For the past five years I have been presenting a course called Multiple Ways to Multiply, an effort to improve the mental computational skills of students on the middle school level. My belief is that students can not only improve their comprehension of basic multiplication facts (the basic 100 fact grid that we have all used ourselves); they can master two-digit comprehension while gaining a true appreciation for many of the mathematical properties that allow them to complete these algorithms with greater speed and accuracy.
Let's consider the Rule of 11:
Kids can easily complete the multiplication of 11 and any one-digit number. What they often fail to realize is that, with only three steps, they can complete the multiplication of any two-digit number by 11. Let's take for example 11 x 32:

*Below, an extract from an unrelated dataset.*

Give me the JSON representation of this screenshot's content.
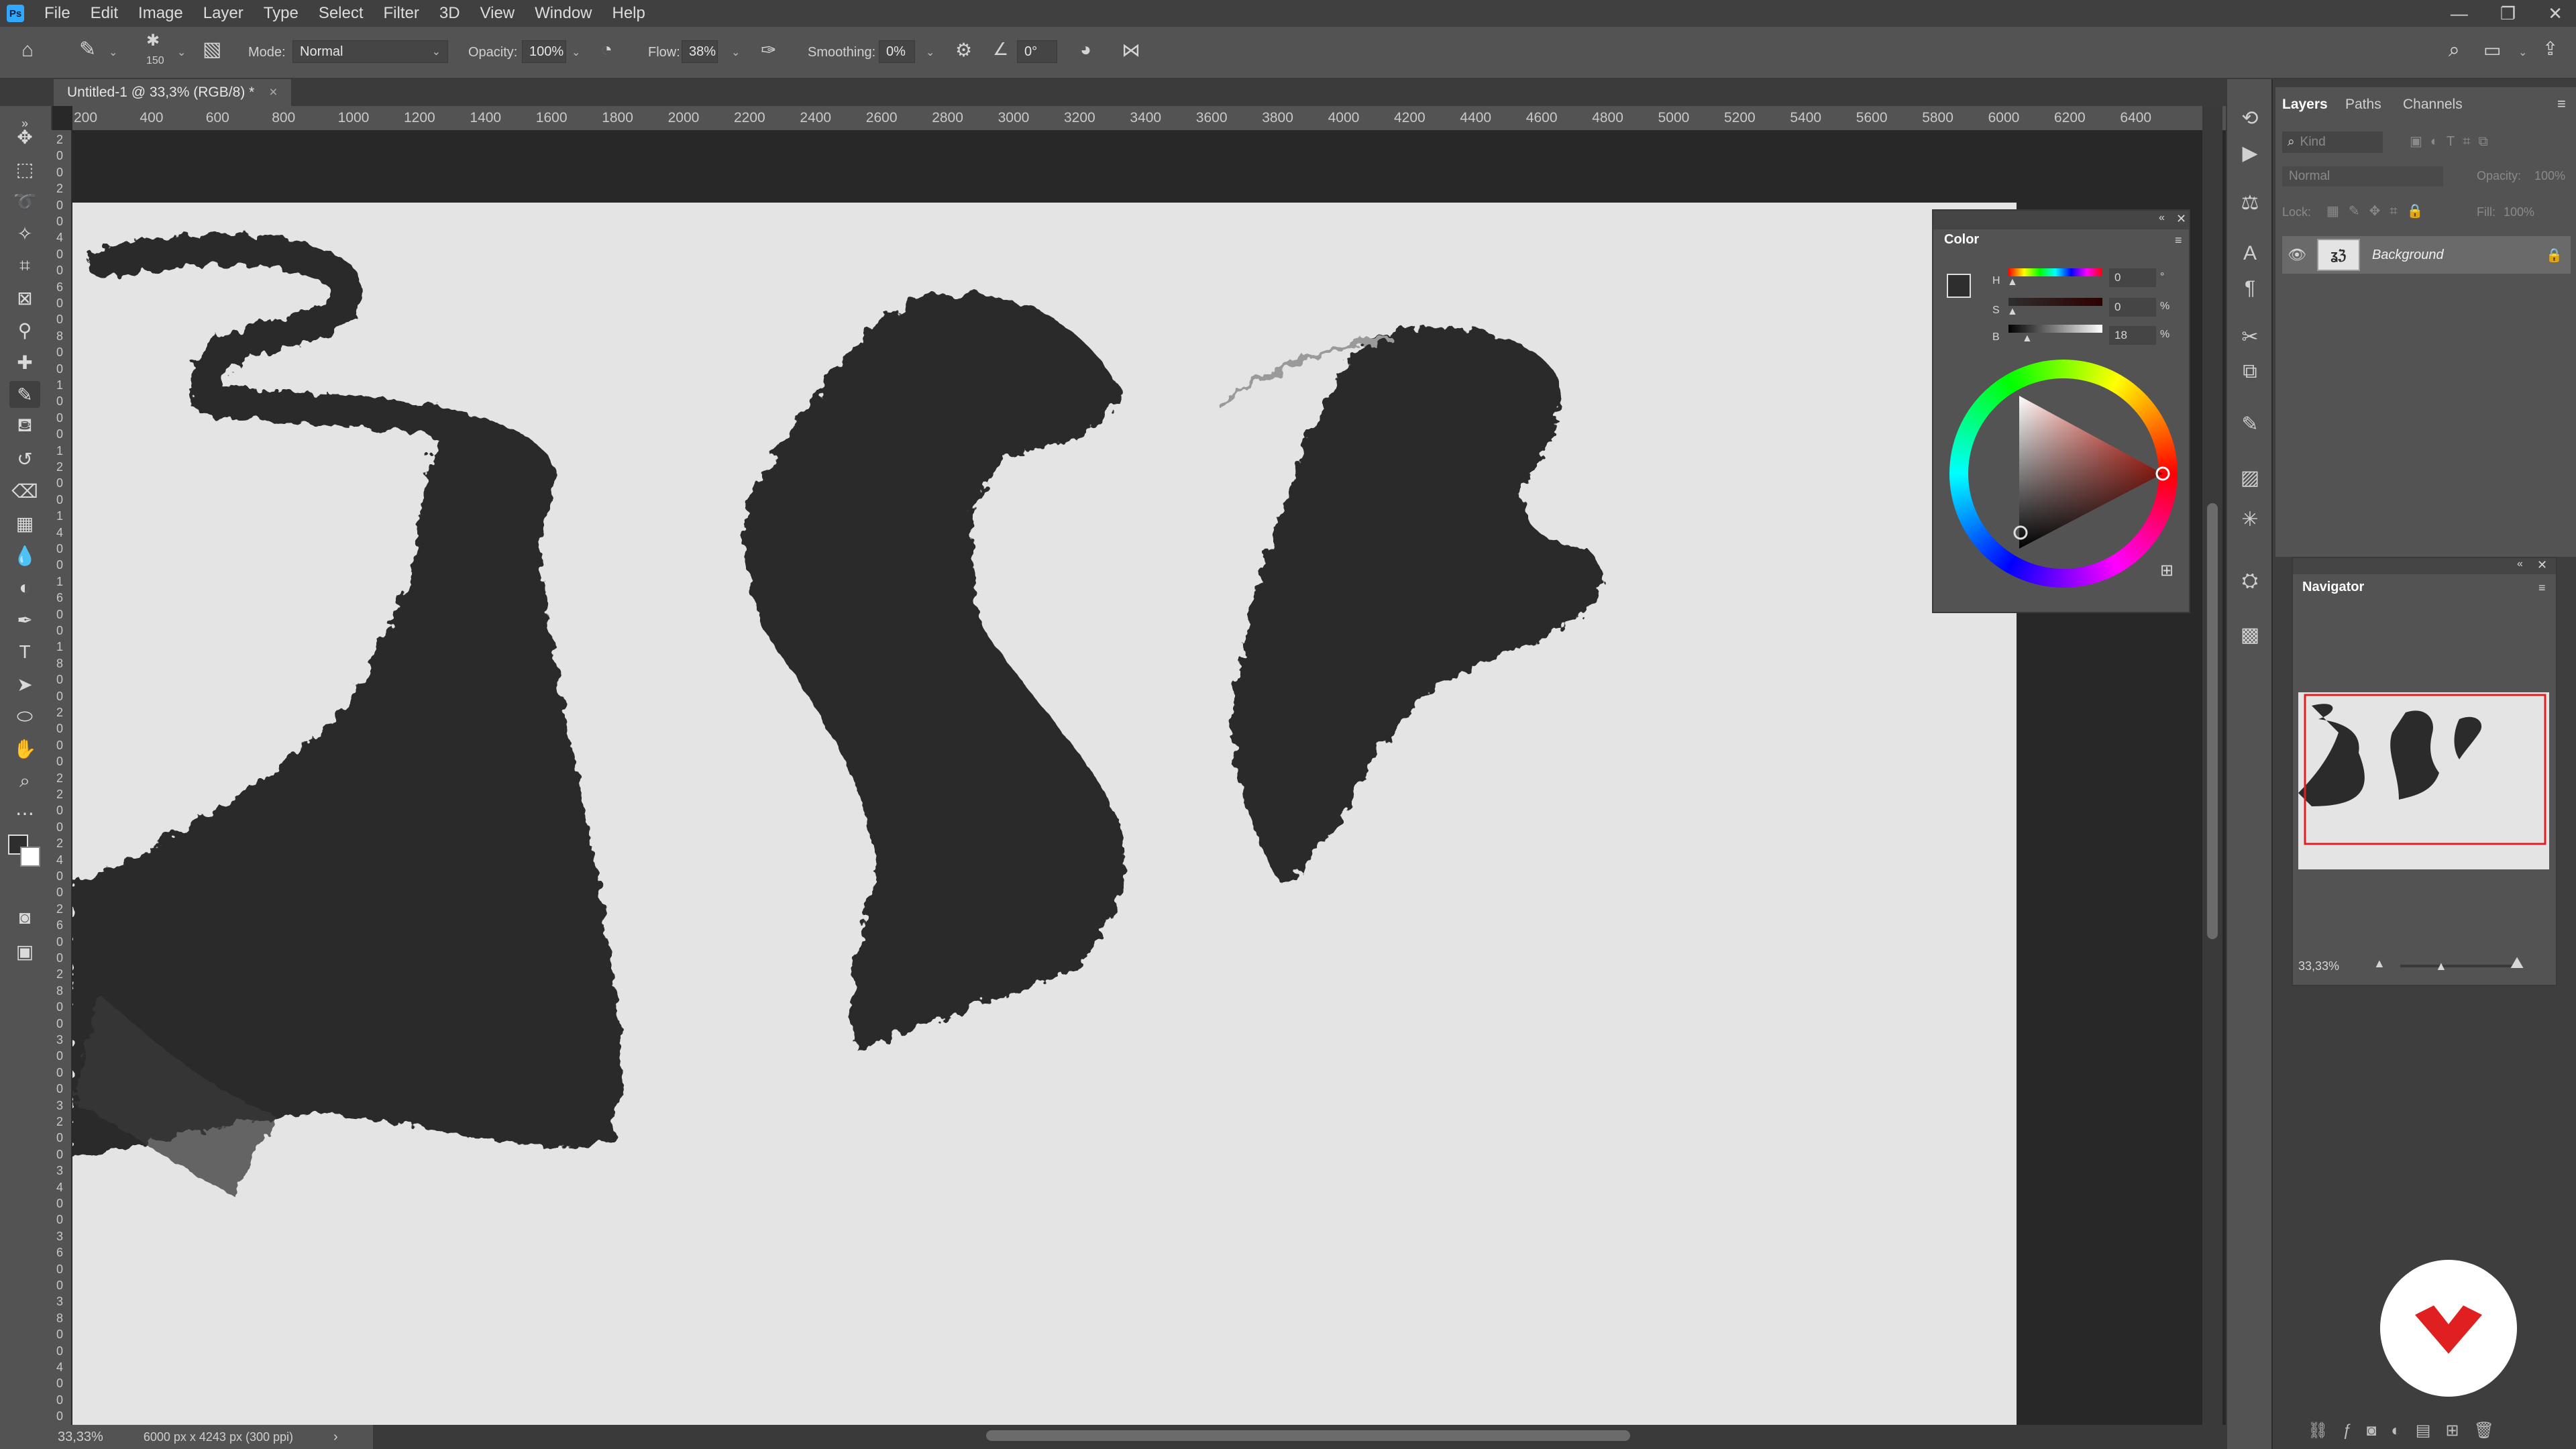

The Rule of 11 calls for three steps: 1) Estimate (11 is close to 10 and 32 is close to 30, and 10 x 30 = 300)
2) Split (the 3 goes in the hundreds' place while the 2 goes in the units' place)

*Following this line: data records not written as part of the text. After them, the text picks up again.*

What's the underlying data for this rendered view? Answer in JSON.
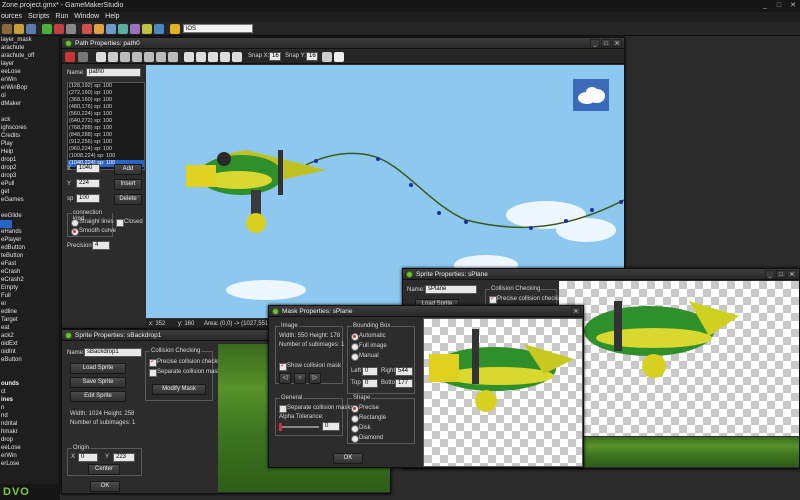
{
  "app": {
    "title": "Zone.project.gmx* - GameMakerStudio",
    "window_controls": [
      "_",
      "□",
      "✕"
    ]
  },
  "menu": [
    "ources",
    "Scripts",
    "Run",
    "Window",
    "Help"
  ],
  "toolbar": {
    "search_value": "iOS"
  },
  "tree": {
    "items": [
      "layer_mask",
      "arachute",
      "arachute_off",
      "layer",
      "eeLose",
      "erWin",
      "erWinBop",
      "ol",
      "dMaker",
      "",
      "ack",
      "ighscores",
      "Credits",
      "Play",
      "Help",
      "drop1",
      "drop2",
      "drop3",
      "ePull",
      "get",
      "eGames",
      "",
      "eeGlide",
      "",
      "eHands",
      "ePlayer",
      "edButton",
      "teButton",
      "eFast",
      "eCrash",
      "eCrash2",
      "Empty",
      "Full",
      "er",
      "edline",
      "Target",
      "eat",
      "ack2",
      "oidExt",
      "oidInt",
      "eButton",
      "",
      ""
    ],
    "header1": "ounds",
    "header1_item": "ct",
    "header2": "ines",
    "bottom_items": [
      "n",
      "nd",
      "ndrital",
      "hmakr",
      "drop",
      "eeLose",
      "erWin",
      "erLose"
    ],
    "logo": "DVO"
  },
  "path_window": {
    "title": "Path Properties: path0",
    "snap_x_label": "Snap X:",
    "snap_x": "16",
    "snap_y_label": "Snap Y:",
    "snap_y": "16",
    "name_label": "Name:",
    "name": "path0",
    "points": [
      "(128,192)  sp: 100",
      "(272,160)  sp: 100",
      "(368,160)  sp: 100",
      "(480,176)  sp: 100",
      "(560,224)  sp: 100",
      "(640,272)  sp: 100",
      "(768,288)  sp: 100",
      "(848,288)  sp: 100",
      "(912,256)  sp: 100",
      "(960,224)  sp: 100",
      "(1008,224)  sp: 100",
      "(1040,224)  sp: 100"
    ],
    "x_label": "X",
    "x_value": "1040",
    "y_label": "Y",
    "y_value": "224",
    "sp_label": "sp",
    "sp_value": "100",
    "add_button": "Add",
    "insert_button": "Insert",
    "delete_button": "Delete",
    "connection_kind_label": "connection kind",
    "straight_lines": "Straight lines",
    "smooth_curve": "Smooth curve",
    "closed_label": "Closed",
    "precision_label": "Precision:",
    "precision_value": "4",
    "status_x": "x: 352",
    "status_y": "y: 160",
    "status_area": "Area: (0,0) -> (1027,551)"
  },
  "sprite_backdrop_window": {
    "title": "Sprite Properties: sBackdrop1",
    "name_label": "Name:",
    "name": "sBackdrop1",
    "load_sprite": "Load Sprite",
    "save_sprite": "Save Sprite",
    "edit_sprite": "Edit Sprite",
    "width_height": "Width: 1024   Height: 258",
    "subimages": "Number of subimages: 1",
    "collision_group": "Collision Checking",
    "precise_collision": "Precise collision checking",
    "separate_masks": "Separate collision masks",
    "modify_mask": "Modify Mask",
    "origin_label": "Origin",
    "x_label": "X",
    "origin_x": "0",
    "y_label": "Y",
    "origin_y": "223",
    "center_button": "Center",
    "ok_button": "OK"
  },
  "sprite_plane_window": {
    "title": "Sprite Properties: sPlane",
    "name_label": "Name:",
    "name": "sPlane",
    "collision_group": "Collision Checking",
    "precise_collision": "Precise collision checking",
    "load_sprite": "Load Sprite"
  },
  "mask_window": {
    "title": "Mask Properties: sPlane",
    "image_group": "Image",
    "width_height": "Width: 550   Height: 178",
    "subimages": "Number of subimages: 1",
    "show_mask": "Show collision mask",
    "general_group": "General",
    "separate_masks": "Separate collision masks",
    "alpha_label": "Alpha Tolerance:",
    "alpha_value": "0",
    "bbox_group": "Bounding Box",
    "automatic": "Automatic",
    "full_image": "Full image",
    "manual": "Manual",
    "left_label": "Left",
    "left_value": "0",
    "right_label": "Right",
    "right_value": "544",
    "top_label": "Top",
    "top_value": "0",
    "bottom_label": "Bottom",
    "bottom_value": "177",
    "shape_group": "Shape",
    "precise": "Precise",
    "rectangle": "Rectangle",
    "disk": "Disk",
    "diamond": "Diamond",
    "ok_button": "OK"
  },
  "colors": {
    "sky": "#8cc8f0",
    "accent_selection": "#2a63c6",
    "gm_green": "#6cbf2f",
    "path_line": "#3d5a1a",
    "path_point": "#1a2ea8"
  }
}
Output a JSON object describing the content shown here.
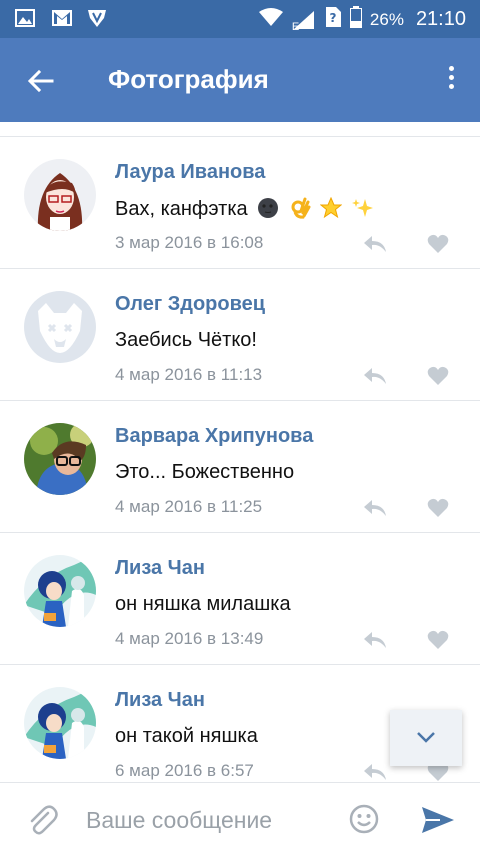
{
  "status_bar": {
    "battery": "26%",
    "time": "21:10",
    "carrier_letter": "E"
  },
  "app_bar": {
    "title": "Фотография"
  },
  "comments": [
    {
      "author": "Лаура Иванова",
      "text": "Вах, канфэтка",
      "date": "3 мар 2016 в 16:08",
      "avatar": "girl-glasses-avatar",
      "emojis": [
        "new-moon-face",
        "ok-hand",
        "star",
        "sparkles"
      ]
    },
    {
      "author": "Олег Здоровец",
      "text": "Заебись Чётко!",
      "date": "4 мар 2016 в 11:13",
      "avatar": "default-dog-avatar"
    },
    {
      "author": "Варвара Хрипунова",
      "text": "Это... Божественно",
      "date": "4 мар 2016 в 11:25",
      "avatar": "photo-avatar"
    },
    {
      "author": "Лиза Чан",
      "text": "он няшка милашка",
      "date": "4 мар 2016 в 13:49",
      "avatar": "anime-avatar"
    },
    {
      "author": "Лиза Чан",
      "text": "он такой няшка",
      "date": "6 мар 2016 в 6:57",
      "avatar": "anime-avatar"
    }
  ],
  "composer": {
    "placeholder": "Ваше сообщение"
  },
  "colors": {
    "header": "#4e7bbd",
    "status_bar": "#3a6aa6",
    "author": "#4a76a8",
    "date": "#8b939c"
  }
}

11 x 32 _______ 3 _ 2
3)Add (by adding the digits 3 and 2, we get 5; the 5 is placed in the tens' place)
11 x 32 _______ 3 5 2

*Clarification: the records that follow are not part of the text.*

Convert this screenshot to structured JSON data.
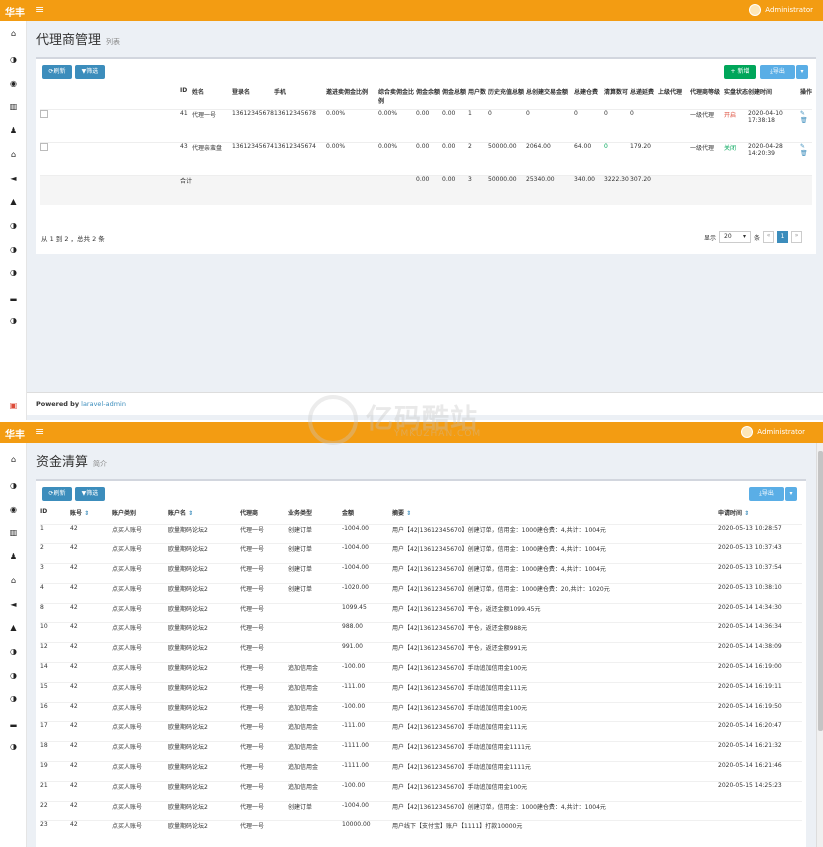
{
  "top": {
    "brand": "华丰",
    "user": "Administrator",
    "title": "代理商管理",
    "subtitle": "列表",
    "refresh": "刷新",
    "filter": "筛选",
    "add": "+ 新增",
    "export": "导出",
    "headers": [
      "ID",
      "姓名",
      "登录名",
      "手机",
      "邀进卖佣金比例",
      "综合卖佣金比例",
      "佣金余额",
      "佣金总额",
      "用户数",
      "历史充值总额",
      "总创建交易金额",
      "总建仓费",
      "清算数可",
      "总递延费",
      "上级代理",
      "代理商等级",
      "实盘状态",
      "创建时间",
      "操作"
    ],
    "rows": [
      [
        "41",
        "代理一号",
        "13612345678",
        "13612345678",
        "0.00%",
        "0.00%",
        "0.00",
        "0.00",
        "1",
        "0",
        "0",
        "0",
        "0",
        "0",
        "",
        "一级代理",
        "开启",
        "2020-04-10 17:38:18"
      ],
      [
        "43",
        "代理亲蛮盘",
        "13612345674",
        "13612345674",
        "0.00%",
        "0.00%",
        "0.00",
        "0.00",
        "2",
        "50000.00",
        "2064.00",
        "64.00",
        "0",
        "179.20",
        "",
        "一级代理",
        "关闭",
        "2020-04-28 14:20:39"
      ]
    ],
    "total": [
      "合计",
      "0.00",
      "0.00",
      "3",
      "50000.00",
      "25340.00",
      "340.00",
      "3222.30",
      "307.20"
    ],
    "summary": "从 1 到 2 ，总共 2 条",
    "show": "显示",
    "per_page": "20",
    "unit": "条",
    "page": "1",
    "footer_prefix": "Powered by",
    "footer_link": "laravel-admin"
  },
  "bottom": {
    "brand": "华丰",
    "user": "Administrator",
    "title": "资金清算",
    "subtitle": "简介",
    "refresh": "刷新",
    "filter": "筛选",
    "export": "导出",
    "headers": [
      "ID",
      "账号",
      "账户类别",
      "账户名",
      "代理商",
      "业务类型",
      "金额",
      "摘要",
      "申请时间"
    ],
    "rows": [
      [
        "1",
        "42",
        "点买人账号",
        "欧量期码论坛2",
        "代理一号",
        "创建订单",
        "-1004.00",
        "用户【42|13612345670】创建订单，信用金：1000建仓费：4,共计：1004元",
        "2020-05-13 10:28:57"
      ],
      [
        "2",
        "42",
        "点买人账号",
        "欧量期码论坛2",
        "代理一号",
        "创建订单",
        "-1004.00",
        "用户【42|13612345670】创建订单，信用金：1000建仓费：4,共计：1004元",
        "2020-05-13 10:37:43"
      ],
      [
        "3",
        "42",
        "点买人账号",
        "欧量期码论坛2",
        "代理一号",
        "创建订单",
        "-1004.00",
        "用户【42|13612345670】创建订单，信用金：1000建仓费：4,共计：1004元",
        "2020-05-13 10:37:54"
      ],
      [
        "4",
        "42",
        "点买人账号",
        "欧量期码论坛2",
        "代理一号",
        "创建订单",
        "-1020.00",
        "用户【42|13612345670】创建订单，信用金：1000建仓费：20,共计：1020元",
        "2020-05-13 10:38:10"
      ],
      [
        "8",
        "42",
        "点买人账号",
        "欧量期码论坛2",
        "代理一号",
        "",
        "1099.45",
        "用户【42|13612345670】平仓，返还金额1099.45元",
        "2020-05-14 14:34:30"
      ],
      [
        "10",
        "42",
        "点买人账号",
        "欧量期码论坛2",
        "代理一号",
        "",
        "988.00",
        "用户【42|13612345670】平仓，返还金额988元",
        "2020-05-14 14:36:34"
      ],
      [
        "12",
        "42",
        "点买人账号",
        "欧量期码论坛2",
        "代理一号",
        "",
        "991.00",
        "用户【42|13612345670】平仓，返还金额991元",
        "2020-05-14 14:38:09"
      ],
      [
        "14",
        "42",
        "点买人账号",
        "欧量期码论坛2",
        "代理一号",
        "追加信用金",
        "-100.00",
        "用户【42|13612345670】手动追加信用金100元",
        "2020-05-14 16:19:00"
      ],
      [
        "15",
        "42",
        "点买人账号",
        "欧量期码论坛2",
        "代理一号",
        "追加信用金",
        "-111.00",
        "用户【42|13612345670】手动追加信用金111元",
        "2020-05-14 16:19:11"
      ],
      [
        "16",
        "42",
        "点买人账号",
        "欧量期码论坛2",
        "代理一号",
        "追加信用金",
        "-100.00",
        "用户【42|13612345670】手动追加信用金100元",
        "2020-05-14 16:19:50"
      ],
      [
        "17",
        "42",
        "点买人账号",
        "欧量期码论坛2",
        "代理一号",
        "追加信用金",
        "-111.00",
        "用户【42|13612345670】手动追加信用金111元",
        "2020-05-14 16:20:47"
      ],
      [
        "18",
        "42",
        "点买人账号",
        "欧量期码论坛2",
        "代理一号",
        "追加信用金",
        "-1111.00",
        "用户【42|13612345670】手动追加信用金1111元",
        "2020-05-14 16:21:32"
      ],
      [
        "19",
        "42",
        "点买人账号",
        "欧量期码论坛2",
        "代理一号",
        "追加信用金",
        "-1111.00",
        "用户【42|13612345670】手动追加信用金1111元",
        "2020-05-14 16:21:46"
      ],
      [
        "21",
        "42",
        "点买人账号",
        "欧量期码论坛2",
        "代理一号",
        "追加信用金",
        "-100.00",
        "用户【42|13612345670】手动追加信用金100元",
        "2020-05-15 14:25:23"
      ],
      [
        "22",
        "42",
        "点买人账号",
        "欧量期码论坛2",
        "代理一号",
        "创建订单",
        "-1004.00",
        "用户【42|13612345670】创建订单，信用金：1000建仓费：4,共计：1004元",
        ""
      ],
      [
        "23",
        "42",
        "点买人账号",
        "欧量期码论坛2",
        "代理一号",
        "",
        "10000.00",
        "用户线下【支付宝】账户【1111】打款10000元",
        ""
      ]
    ]
  },
  "watermark": {
    "main": "亿码酷站",
    "sub": "YMKUZHAN.COM"
  },
  "colors": {
    "header": "#f39c12",
    "primary": "#3c8dbc",
    "success": "#00a65a",
    "danger": "#dd4b39"
  }
}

We have just successfully multiplied 11 and 32. Please let me know if this was helpful.